· The authors discuss how advances made in artificial intelligence and automation will have ongoing consequences for America's working class, limiting employment opportunities and increasing job insecurity.

· How is artificial intelligence predicted to affect the middle class? What fields will it take over? 

· Here's more on preparing the American middle class for the rise of automation.

The long-run labor market consequences of advances in artificial intelligence (AI) and other forms of automation technology remain uncertain. This uncertainty stems from a recognition that while many jobs will undoubtedly be affected, it is difficult to predict which jobs are at risk and in which sectors new jobs will be created.  This is not an idle concern: One in six Americans think that robots and computers will take over many jobs now done by humans; only 25% believe that automation will bring new, better paying jobs. And the estimates of jobs at risk are quite variable.

For example, a 2017 McKinsey Global Institute study suggests that roughly 50% of work activities are automatable using current technologies.  Another study by Frey and Osborne (2013) argues that 47% of U.S. employment is at high risk of automation. By contrast, a study by Arntz et al. (2017) suggests that only 9% of individuals have jobs that are at high risk. Of course, as we have noted previously, even if the share of jobs at risk is quite high, other barriers such as adoption or transition costs for firms potentially limit the speed and severity of displacement. Regardless, employers and policymakers need credible information to make good decisions, especially when seeking to mitigate harm when worker displacements occur. To understand better where the difficulties arise in predicting the future of work, it is important to revisit both the promise and peril of automation technologies and AI.

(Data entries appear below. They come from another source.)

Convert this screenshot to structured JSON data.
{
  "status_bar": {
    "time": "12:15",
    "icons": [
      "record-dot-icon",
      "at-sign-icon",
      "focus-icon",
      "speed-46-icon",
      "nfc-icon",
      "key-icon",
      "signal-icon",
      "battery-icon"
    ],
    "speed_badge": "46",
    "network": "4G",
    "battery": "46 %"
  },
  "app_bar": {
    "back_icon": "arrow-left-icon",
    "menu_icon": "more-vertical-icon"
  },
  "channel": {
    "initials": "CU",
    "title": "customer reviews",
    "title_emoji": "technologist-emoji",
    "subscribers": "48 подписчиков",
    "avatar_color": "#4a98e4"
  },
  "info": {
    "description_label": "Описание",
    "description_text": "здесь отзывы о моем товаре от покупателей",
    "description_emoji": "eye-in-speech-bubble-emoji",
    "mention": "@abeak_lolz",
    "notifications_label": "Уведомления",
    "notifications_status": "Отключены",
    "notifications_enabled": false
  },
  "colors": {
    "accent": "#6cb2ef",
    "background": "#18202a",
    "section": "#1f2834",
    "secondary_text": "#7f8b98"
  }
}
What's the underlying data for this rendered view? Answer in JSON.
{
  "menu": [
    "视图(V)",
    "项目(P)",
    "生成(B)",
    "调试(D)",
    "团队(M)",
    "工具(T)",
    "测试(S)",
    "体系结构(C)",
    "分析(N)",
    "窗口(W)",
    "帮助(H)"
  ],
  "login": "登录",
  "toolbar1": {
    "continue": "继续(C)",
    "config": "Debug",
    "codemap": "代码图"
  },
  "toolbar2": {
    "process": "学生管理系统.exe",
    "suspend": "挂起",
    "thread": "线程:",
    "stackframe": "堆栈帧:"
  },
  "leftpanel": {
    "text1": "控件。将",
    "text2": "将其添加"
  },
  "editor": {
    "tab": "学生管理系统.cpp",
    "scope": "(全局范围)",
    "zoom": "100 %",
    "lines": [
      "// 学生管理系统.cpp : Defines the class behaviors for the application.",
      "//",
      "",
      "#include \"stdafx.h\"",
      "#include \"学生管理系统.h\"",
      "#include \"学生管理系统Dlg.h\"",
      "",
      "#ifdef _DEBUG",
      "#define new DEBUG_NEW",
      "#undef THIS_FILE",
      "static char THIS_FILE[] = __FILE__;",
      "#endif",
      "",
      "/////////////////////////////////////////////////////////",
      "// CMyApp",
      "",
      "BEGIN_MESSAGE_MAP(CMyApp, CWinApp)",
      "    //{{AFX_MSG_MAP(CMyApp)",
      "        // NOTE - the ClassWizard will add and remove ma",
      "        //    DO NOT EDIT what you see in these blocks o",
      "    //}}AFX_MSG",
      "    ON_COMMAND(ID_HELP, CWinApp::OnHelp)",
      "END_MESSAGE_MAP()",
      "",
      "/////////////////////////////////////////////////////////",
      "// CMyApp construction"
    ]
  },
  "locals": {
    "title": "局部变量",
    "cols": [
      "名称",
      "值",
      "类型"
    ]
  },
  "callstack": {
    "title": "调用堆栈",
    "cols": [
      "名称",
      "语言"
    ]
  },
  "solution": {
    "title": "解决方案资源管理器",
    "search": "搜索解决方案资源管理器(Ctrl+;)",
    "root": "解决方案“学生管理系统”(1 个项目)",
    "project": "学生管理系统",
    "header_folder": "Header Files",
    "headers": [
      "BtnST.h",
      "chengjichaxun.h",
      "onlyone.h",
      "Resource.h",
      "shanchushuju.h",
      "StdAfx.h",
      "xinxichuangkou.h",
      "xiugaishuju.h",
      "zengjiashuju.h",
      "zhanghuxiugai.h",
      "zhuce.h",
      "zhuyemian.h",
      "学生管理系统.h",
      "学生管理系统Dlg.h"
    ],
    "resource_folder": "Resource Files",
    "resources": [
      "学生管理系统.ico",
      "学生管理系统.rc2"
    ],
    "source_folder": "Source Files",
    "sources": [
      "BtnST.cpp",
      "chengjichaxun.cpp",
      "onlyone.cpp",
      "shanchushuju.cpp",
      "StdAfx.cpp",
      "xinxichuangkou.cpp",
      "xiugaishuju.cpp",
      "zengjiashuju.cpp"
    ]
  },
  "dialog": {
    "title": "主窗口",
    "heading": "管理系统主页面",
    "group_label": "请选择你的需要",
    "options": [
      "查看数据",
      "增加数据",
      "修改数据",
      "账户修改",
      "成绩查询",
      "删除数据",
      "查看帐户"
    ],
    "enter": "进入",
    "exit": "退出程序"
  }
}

Read the full article about how automation will impact the middle class by Marcus Casey and Sarah Nzau at The Brookings Institution.